Look for "background" in the listing below. Gather each line that contains it.

___ Provided information

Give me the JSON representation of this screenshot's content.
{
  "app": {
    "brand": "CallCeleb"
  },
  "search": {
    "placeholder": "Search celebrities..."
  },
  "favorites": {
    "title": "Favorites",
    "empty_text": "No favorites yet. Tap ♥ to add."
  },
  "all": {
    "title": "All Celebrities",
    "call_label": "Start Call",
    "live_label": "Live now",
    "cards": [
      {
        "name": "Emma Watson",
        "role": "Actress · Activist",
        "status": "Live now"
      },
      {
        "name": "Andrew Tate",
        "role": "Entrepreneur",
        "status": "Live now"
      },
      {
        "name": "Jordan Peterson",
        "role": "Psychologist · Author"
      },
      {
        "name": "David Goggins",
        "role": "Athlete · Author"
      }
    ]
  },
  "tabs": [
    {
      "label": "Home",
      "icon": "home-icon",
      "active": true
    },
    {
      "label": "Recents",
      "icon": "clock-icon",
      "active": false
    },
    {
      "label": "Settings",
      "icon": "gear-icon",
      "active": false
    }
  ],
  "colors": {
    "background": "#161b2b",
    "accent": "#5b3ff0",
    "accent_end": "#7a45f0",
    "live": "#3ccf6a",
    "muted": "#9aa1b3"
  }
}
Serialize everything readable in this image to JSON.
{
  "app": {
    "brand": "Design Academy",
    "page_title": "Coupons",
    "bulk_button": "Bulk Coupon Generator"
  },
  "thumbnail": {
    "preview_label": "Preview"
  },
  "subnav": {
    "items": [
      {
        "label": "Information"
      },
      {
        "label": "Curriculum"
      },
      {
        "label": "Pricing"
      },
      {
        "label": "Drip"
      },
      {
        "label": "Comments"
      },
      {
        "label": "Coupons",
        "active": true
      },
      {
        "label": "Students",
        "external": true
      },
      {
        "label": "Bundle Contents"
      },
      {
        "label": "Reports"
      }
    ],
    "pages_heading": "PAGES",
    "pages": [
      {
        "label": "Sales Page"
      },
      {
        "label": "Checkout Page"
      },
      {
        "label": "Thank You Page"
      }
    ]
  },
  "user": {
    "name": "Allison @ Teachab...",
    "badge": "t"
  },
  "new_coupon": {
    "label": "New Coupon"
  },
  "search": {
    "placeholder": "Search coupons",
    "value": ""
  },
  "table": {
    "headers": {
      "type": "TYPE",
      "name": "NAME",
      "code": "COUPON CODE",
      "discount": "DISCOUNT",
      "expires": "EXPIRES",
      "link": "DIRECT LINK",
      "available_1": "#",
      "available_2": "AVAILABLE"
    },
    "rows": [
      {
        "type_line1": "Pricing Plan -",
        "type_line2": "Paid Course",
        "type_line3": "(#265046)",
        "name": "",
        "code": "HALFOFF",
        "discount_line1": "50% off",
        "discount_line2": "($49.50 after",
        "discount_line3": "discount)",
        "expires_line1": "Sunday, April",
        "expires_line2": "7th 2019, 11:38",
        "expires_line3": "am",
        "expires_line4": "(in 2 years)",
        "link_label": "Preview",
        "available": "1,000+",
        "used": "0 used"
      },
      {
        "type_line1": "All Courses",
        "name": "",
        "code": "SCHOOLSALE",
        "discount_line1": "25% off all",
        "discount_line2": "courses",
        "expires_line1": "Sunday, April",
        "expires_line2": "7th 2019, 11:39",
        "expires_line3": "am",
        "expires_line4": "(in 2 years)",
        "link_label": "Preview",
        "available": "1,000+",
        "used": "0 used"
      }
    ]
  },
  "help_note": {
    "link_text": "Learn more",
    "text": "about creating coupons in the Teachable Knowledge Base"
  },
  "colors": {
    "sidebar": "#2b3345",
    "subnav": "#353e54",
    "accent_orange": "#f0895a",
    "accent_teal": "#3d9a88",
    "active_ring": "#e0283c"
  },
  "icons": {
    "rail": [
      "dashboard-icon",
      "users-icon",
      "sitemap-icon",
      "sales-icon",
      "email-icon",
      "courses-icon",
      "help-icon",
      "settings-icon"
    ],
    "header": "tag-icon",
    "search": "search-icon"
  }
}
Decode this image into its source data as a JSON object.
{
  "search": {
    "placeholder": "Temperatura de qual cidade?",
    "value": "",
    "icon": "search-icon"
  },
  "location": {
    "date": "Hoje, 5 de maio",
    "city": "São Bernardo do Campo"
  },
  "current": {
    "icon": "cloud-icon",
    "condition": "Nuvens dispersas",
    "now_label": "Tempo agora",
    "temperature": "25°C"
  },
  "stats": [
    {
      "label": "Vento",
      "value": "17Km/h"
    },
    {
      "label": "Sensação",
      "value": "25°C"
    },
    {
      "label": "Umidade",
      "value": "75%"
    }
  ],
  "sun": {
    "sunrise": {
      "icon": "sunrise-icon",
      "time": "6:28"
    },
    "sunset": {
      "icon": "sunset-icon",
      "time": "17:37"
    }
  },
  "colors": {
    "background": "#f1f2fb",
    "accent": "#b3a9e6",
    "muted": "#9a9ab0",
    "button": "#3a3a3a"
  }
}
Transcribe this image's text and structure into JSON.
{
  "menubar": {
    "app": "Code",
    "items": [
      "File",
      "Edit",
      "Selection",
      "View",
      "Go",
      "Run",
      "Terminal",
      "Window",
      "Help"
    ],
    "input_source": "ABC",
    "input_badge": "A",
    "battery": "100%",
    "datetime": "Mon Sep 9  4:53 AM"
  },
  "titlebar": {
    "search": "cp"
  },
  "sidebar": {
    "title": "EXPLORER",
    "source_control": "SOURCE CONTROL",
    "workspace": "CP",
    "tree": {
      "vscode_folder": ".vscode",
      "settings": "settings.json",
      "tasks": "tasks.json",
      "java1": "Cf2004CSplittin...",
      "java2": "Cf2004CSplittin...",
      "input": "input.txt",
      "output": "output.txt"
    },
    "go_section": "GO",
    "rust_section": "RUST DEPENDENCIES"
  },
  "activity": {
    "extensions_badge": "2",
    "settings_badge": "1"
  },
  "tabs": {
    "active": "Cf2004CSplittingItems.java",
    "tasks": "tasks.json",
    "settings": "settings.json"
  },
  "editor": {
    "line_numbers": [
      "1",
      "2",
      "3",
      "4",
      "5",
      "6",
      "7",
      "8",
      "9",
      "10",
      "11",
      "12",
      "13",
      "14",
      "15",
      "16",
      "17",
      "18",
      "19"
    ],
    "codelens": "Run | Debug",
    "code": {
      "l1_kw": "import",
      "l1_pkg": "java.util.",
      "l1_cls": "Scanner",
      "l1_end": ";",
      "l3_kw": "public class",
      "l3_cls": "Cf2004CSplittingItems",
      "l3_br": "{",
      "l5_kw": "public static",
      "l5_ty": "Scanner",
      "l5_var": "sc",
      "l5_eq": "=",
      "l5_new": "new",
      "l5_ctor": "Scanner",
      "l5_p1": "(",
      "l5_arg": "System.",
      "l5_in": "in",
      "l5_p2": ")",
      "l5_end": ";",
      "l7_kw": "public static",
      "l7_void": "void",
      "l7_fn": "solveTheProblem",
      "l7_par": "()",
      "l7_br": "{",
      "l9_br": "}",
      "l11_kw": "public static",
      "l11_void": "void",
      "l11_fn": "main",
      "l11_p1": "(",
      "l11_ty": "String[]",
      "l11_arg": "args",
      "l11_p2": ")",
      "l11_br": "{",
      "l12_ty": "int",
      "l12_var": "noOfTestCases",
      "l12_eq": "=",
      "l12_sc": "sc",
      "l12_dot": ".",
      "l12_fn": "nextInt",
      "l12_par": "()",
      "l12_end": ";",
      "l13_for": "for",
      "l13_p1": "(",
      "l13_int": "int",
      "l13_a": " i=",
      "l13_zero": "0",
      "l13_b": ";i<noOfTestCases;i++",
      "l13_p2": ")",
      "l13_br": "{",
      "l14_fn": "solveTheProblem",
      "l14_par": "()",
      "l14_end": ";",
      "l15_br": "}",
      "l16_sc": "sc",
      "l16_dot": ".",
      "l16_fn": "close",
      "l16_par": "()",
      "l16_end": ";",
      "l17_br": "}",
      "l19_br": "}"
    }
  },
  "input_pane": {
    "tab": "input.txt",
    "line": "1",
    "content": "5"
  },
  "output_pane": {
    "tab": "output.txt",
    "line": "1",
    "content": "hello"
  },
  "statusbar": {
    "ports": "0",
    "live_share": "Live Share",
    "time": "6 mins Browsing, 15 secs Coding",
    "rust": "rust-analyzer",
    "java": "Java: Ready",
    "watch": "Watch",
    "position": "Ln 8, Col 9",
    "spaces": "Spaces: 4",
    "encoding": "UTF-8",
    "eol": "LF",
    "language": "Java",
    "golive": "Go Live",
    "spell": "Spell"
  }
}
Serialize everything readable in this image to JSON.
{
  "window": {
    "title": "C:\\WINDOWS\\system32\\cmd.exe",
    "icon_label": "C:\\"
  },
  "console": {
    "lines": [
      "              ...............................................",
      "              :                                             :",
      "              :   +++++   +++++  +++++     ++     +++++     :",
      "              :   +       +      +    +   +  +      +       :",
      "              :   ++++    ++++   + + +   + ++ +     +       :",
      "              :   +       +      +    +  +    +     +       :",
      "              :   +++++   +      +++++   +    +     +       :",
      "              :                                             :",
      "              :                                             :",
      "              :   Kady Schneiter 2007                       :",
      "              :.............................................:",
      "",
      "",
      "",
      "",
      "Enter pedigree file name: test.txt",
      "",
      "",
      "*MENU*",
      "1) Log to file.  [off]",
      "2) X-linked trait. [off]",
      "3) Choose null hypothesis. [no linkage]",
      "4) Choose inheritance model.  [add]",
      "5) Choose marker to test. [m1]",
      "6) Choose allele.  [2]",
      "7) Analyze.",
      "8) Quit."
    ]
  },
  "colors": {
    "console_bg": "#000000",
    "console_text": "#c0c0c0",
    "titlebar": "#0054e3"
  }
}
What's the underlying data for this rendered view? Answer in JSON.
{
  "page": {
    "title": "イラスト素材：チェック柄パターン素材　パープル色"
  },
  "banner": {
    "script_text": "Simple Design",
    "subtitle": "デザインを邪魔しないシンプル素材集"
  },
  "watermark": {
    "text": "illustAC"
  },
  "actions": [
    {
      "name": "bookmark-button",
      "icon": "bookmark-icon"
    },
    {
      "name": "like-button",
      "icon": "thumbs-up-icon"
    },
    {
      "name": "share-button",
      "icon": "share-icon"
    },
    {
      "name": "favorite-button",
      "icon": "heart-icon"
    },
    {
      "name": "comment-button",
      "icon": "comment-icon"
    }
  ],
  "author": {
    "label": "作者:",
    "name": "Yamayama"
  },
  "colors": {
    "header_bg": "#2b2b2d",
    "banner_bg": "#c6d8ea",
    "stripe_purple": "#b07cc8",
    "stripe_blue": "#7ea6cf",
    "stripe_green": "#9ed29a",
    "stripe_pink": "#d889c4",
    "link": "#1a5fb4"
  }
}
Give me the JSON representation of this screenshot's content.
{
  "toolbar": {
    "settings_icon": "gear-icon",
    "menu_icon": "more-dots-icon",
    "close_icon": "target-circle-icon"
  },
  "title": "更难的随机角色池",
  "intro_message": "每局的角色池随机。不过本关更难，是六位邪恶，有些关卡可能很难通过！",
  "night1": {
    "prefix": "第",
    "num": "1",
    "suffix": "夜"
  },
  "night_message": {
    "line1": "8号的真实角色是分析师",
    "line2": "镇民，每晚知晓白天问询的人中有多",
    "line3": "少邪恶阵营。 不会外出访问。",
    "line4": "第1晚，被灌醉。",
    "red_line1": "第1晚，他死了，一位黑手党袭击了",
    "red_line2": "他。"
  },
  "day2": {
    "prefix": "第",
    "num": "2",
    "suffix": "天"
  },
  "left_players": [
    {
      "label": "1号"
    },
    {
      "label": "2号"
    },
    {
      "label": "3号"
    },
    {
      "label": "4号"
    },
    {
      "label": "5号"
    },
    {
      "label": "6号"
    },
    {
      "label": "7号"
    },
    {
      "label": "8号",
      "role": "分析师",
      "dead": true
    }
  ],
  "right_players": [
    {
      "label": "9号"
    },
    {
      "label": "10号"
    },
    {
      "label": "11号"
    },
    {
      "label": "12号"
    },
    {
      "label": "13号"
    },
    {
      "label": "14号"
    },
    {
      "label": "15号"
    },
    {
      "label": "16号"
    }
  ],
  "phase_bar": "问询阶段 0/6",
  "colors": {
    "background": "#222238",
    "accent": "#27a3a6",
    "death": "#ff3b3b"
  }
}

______

### Output of the task
    "background": "#161b2b",
    "background": "#f1f2fb",
    "background": "#222238",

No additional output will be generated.